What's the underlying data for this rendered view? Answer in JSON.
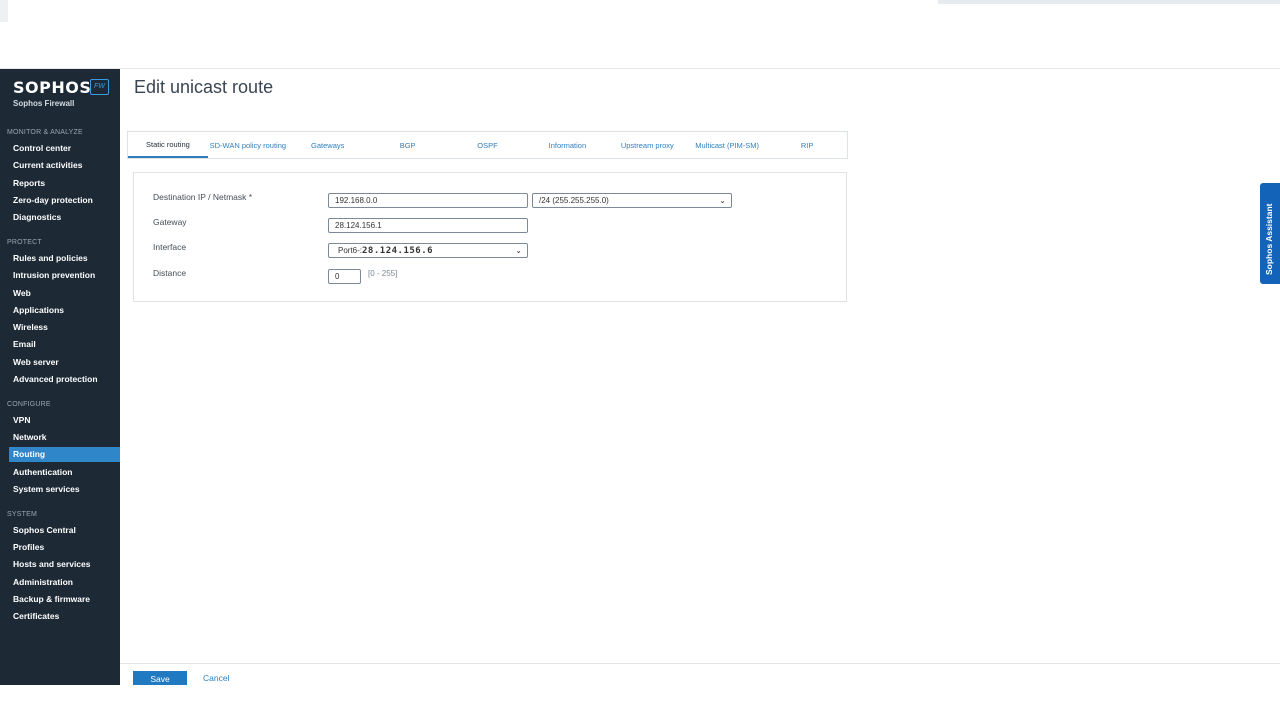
{
  "app": {
    "brand": "SOPHOS",
    "brand_badge": "FW",
    "brand_sub": "Sophos Firewall",
    "brand_color": "#1d2a36",
    "accent_color": "#2f86c8"
  },
  "sidebar": {
    "sections": [
      {
        "title": "MONITOR & ANALYZE",
        "items": [
          "Control center",
          "Current activities",
          "Reports",
          "Zero-day protection",
          "Diagnostics"
        ]
      },
      {
        "title": "PROTECT",
        "items": [
          "Rules and policies",
          "Intrusion prevention",
          "Web",
          "Applications",
          "Wireless",
          "Email",
          "Web server",
          "Advanced protection"
        ]
      },
      {
        "title": "CONFIGURE",
        "items": [
          "VPN",
          "Network",
          "Routing",
          "Authentication",
          "System services"
        ]
      },
      {
        "title": "SYSTEM",
        "items": [
          "Sophos Central",
          "Profiles",
          "Hosts and services",
          "Administration",
          "Backup & firmware",
          "Certificates"
        ]
      }
    ],
    "active_item": "Routing"
  },
  "page": {
    "title": "Edit unicast route"
  },
  "tabs": [
    {
      "label": "Static routing",
      "active": true
    },
    {
      "label": "SD-WAN policy routing",
      "active": false
    },
    {
      "label": "Gateways",
      "active": false
    },
    {
      "label": "BGP",
      "active": false
    },
    {
      "label": "OSPF",
      "active": false
    },
    {
      "label": "Information",
      "active": false
    },
    {
      "label": "Upstream proxy",
      "active": false
    },
    {
      "label": "Multicast (PIM-SM)",
      "active": false
    },
    {
      "label": "RIP",
      "active": false
    }
  ],
  "form": {
    "destination_label": "Destination IP / Netmask *",
    "destination_ip": "192.168.0.0",
    "netmask": "/24 (255.255.255.0)",
    "gateway_label": "Gateway",
    "gateway": "28.124.156.1",
    "interface_label": "Interface",
    "interface_prefix": "Port6-:",
    "interface_value": "28.124.156.6",
    "distance_label": "Distance",
    "distance": "0",
    "distance_hint": "[0 - 255]"
  },
  "assistant": {
    "label": "Sophos Assistant"
  },
  "footer": {
    "save_label": "Save",
    "cancel_label": "Cancel"
  }
}
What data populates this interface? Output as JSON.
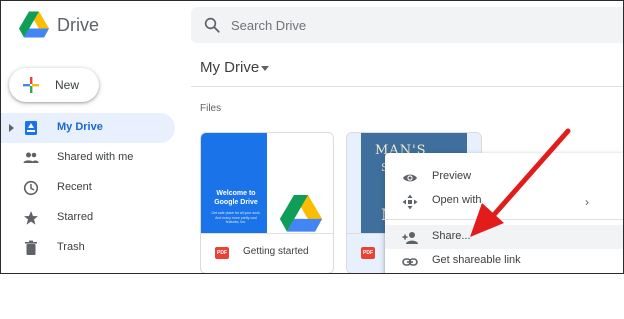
{
  "app": {
    "name": "Drive"
  },
  "search": {
    "placeholder": "Search Drive"
  },
  "new_button": {
    "label": "New"
  },
  "sidebar": {
    "items": [
      {
        "label": "My Drive",
        "icon": "my-drive-icon",
        "active": true
      },
      {
        "label": "Shared with me",
        "icon": "people-icon"
      },
      {
        "label": "Recent",
        "icon": "clock-icon"
      },
      {
        "label": "Starred",
        "icon": "star-icon"
      },
      {
        "label": "Trash",
        "icon": "trash-icon"
      }
    ]
  },
  "main": {
    "title": "My Drive",
    "section": "Files",
    "files": [
      {
        "name": "Getting started",
        "type_badge": "PDF",
        "thumb_title": "Welcome to Google Drive",
        "thumb_sub": "Get safe place for all your work. And many more pretty cool features, too."
      },
      {
        "type_badge": "PDF",
        "thumb_title_1": "MAN'S",
        "thumb_title_2": "S",
        "thumb_title_3": "MV"
      }
    ]
  },
  "context_menu": {
    "items": [
      {
        "label": "Preview",
        "icon": "eye-icon"
      },
      {
        "label": "Open with",
        "icon": "open-with-icon",
        "submenu": "›"
      },
      {
        "label": "Share...",
        "icon": "person-add-icon",
        "highlighted": true
      },
      {
        "label": "Get shareable link",
        "icon": "link-icon"
      }
    ]
  },
  "colors": {
    "accent": "#1967d2",
    "annotation_arrow": "#e21b1b",
    "active_nav_bg": "#e8f0fe"
  }
}
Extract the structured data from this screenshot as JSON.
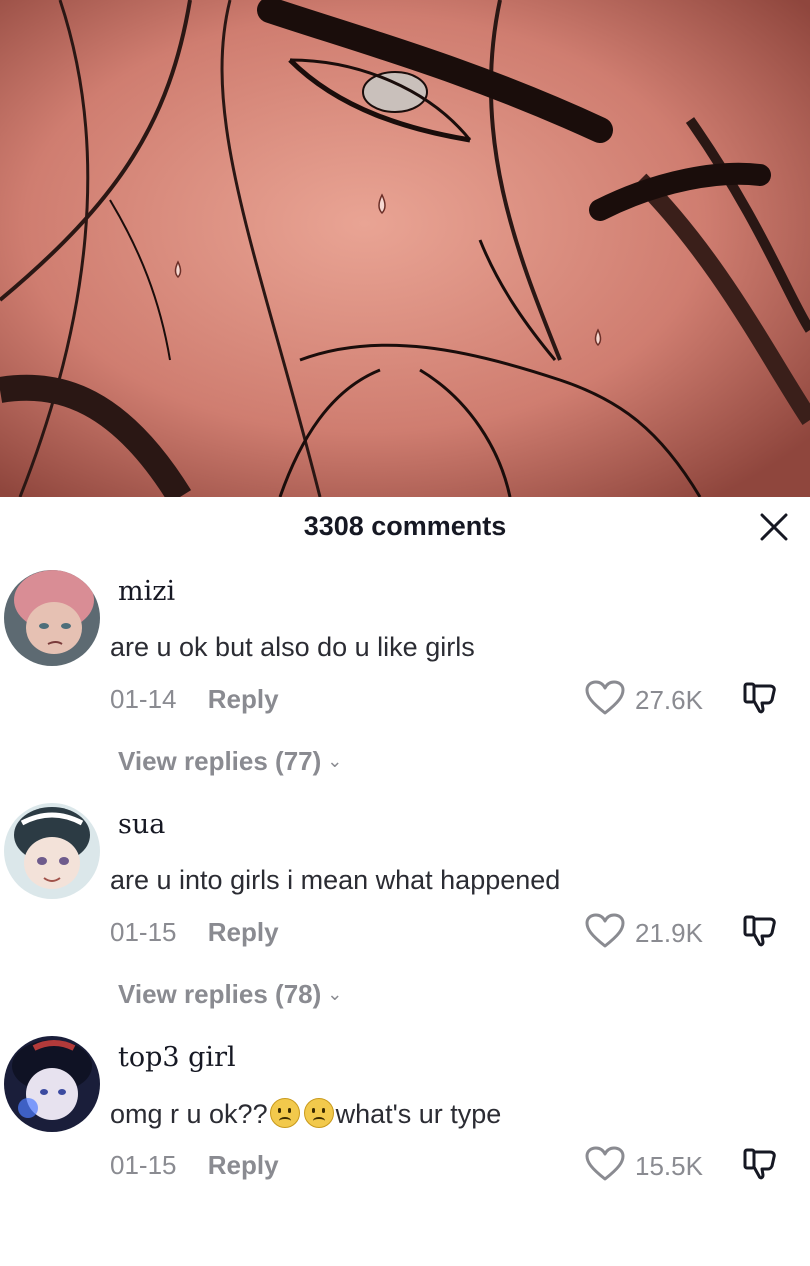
{
  "sheet": {
    "comment_count": "3308 comments",
    "close_icon": "close-icon"
  },
  "comments": [
    {
      "username": "mizi",
      "text": "are u ok but also do u like girls",
      "date": "01-14",
      "reply_label": "Reply",
      "likes": "27.6K",
      "view_replies": "View replies (77)"
    },
    {
      "username": "sua",
      "text": "are u into girls i mean what happened",
      "date": "01-15",
      "reply_label": "Reply",
      "likes": "21.9K",
      "view_replies": "View replies (78)"
    },
    {
      "username": "top3 girl",
      "text_before": "omg r u ok??",
      "emojis": [
        "frowning-face-emoji",
        "frowning-face-emoji"
      ],
      "text_after": "what's ur type",
      "date": "01-15",
      "reply_label": "Reply",
      "likes": "15.5K"
    }
  ],
  "colors": {
    "text_primary": "#161823",
    "text_secondary": "#8a8b91",
    "artwork_skin": "#d98a7d"
  }
}
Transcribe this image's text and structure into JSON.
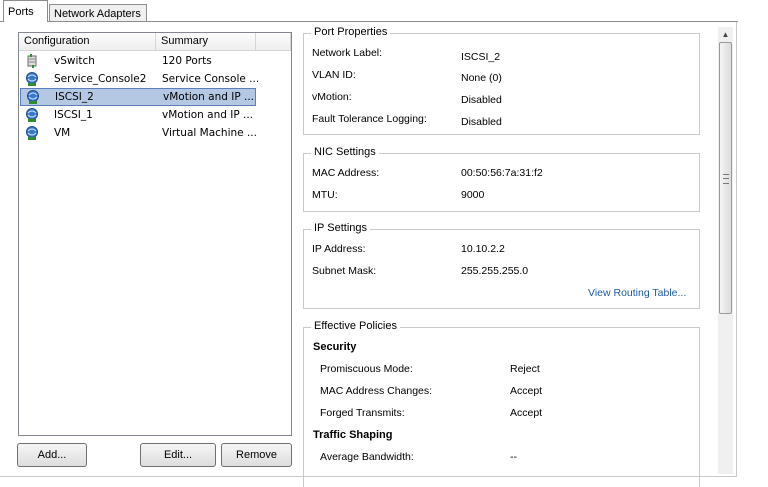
{
  "tabs": [
    {
      "label": "Ports",
      "active": true
    },
    {
      "label": "Network Adapters",
      "active": false
    }
  ],
  "list": {
    "columns": [
      "Configuration",
      "Summary"
    ],
    "rows": [
      {
        "icon": "vswitch-icon",
        "config": "vSwitch",
        "summary": "120 Ports"
      },
      {
        "icon": "port-group-icon",
        "config": "Service_Console2",
        "summary": "Service Console ..."
      },
      {
        "icon": "port-group-icon",
        "config": "ISCSI_2",
        "summary": "vMotion and IP ...",
        "selected": true
      },
      {
        "icon": "port-group-icon",
        "config": "ISCSI_1",
        "summary": "vMotion and IP ..."
      },
      {
        "icon": "port-group-icon",
        "config": "VM",
        "summary": "Virtual Machine ..."
      }
    ]
  },
  "buttons": {
    "add": "Add...",
    "edit": "Edit...",
    "remove": "Remove"
  },
  "port_properties": {
    "title": "Port Properties",
    "items": [
      {
        "label": "Network Label:",
        "value": "ISCSI_2"
      },
      {
        "label": "VLAN ID:",
        "value": "None (0)"
      },
      {
        "label": "vMotion:",
        "value": "Disabled"
      },
      {
        "label": "Fault Tolerance Logging:",
        "value": "Disabled"
      }
    ]
  },
  "nic_settings": {
    "title": "NIC Settings",
    "items": [
      {
        "label": "MAC Address:",
        "value": "00:50:56:7a:31:f2"
      },
      {
        "label": "MTU:",
        "value": "9000"
      }
    ]
  },
  "ip_settings": {
    "title": "IP Settings",
    "items": [
      {
        "label": "IP Address:",
        "value": "10.10.2.2"
      },
      {
        "label": "Subnet Mask:",
        "value": "255.255.255.0"
      }
    ],
    "link": "View Routing Table..."
  },
  "effective_policies": {
    "title": "Effective Policies",
    "security": {
      "heading": "Security",
      "items": [
        {
          "label": "Promiscuous Mode:",
          "value": "Reject"
        },
        {
          "label": "MAC Address Changes:",
          "value": "Accept"
        },
        {
          "label": "Forged Transmits:",
          "value": "Accept"
        }
      ]
    },
    "traffic_shaping": {
      "heading": "Traffic Shaping",
      "items": [
        {
          "label": "Average Bandwidth:",
          "value": "--"
        }
      ]
    }
  },
  "colors": {
    "selection": "#b4c8e4",
    "link": "#1e5aa8",
    "border": "#c9c9c9"
  }
}
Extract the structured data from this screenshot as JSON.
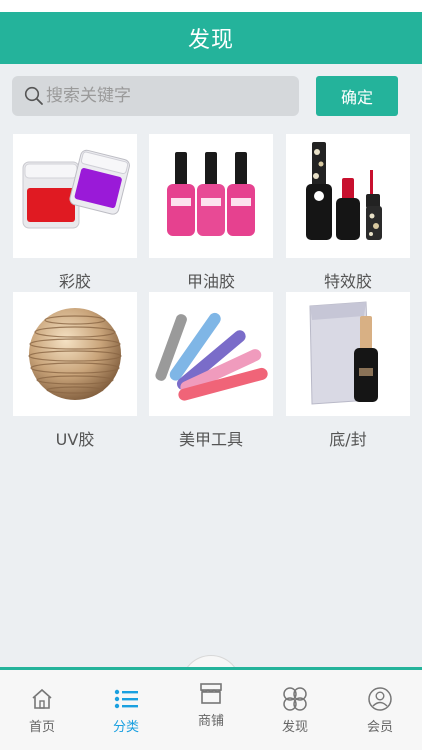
{
  "header": {
    "title": "发现"
  },
  "search": {
    "placeholder": "搜索关键字",
    "confirm_label": "确定"
  },
  "categories": [
    {
      "label": "彩胶"
    },
    {
      "label": "甲油胶"
    },
    {
      "label": "特效胶"
    },
    {
      "label": "UV胶"
    },
    {
      "label": "美甲工具"
    },
    {
      "label": "底/封"
    }
  ],
  "tabbar": {
    "items": [
      {
        "label": "首页",
        "icon": "home-icon"
      },
      {
        "label": "分类",
        "icon": "list-icon"
      },
      {
        "label": "商铺",
        "icon": "store-icon"
      },
      {
        "label": "发现",
        "icon": "clover-icon"
      },
      {
        "label": "会员",
        "icon": "user-icon"
      }
    ],
    "active_index": 1
  },
  "colors": {
    "brand": "#24b39b",
    "active_tab": "#1aa0e0",
    "background": "#eceff2"
  }
}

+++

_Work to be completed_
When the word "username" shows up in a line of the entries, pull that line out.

_Expected output_
      "username": "mizi",
      "username": "sua",
      "username": "top3 girl",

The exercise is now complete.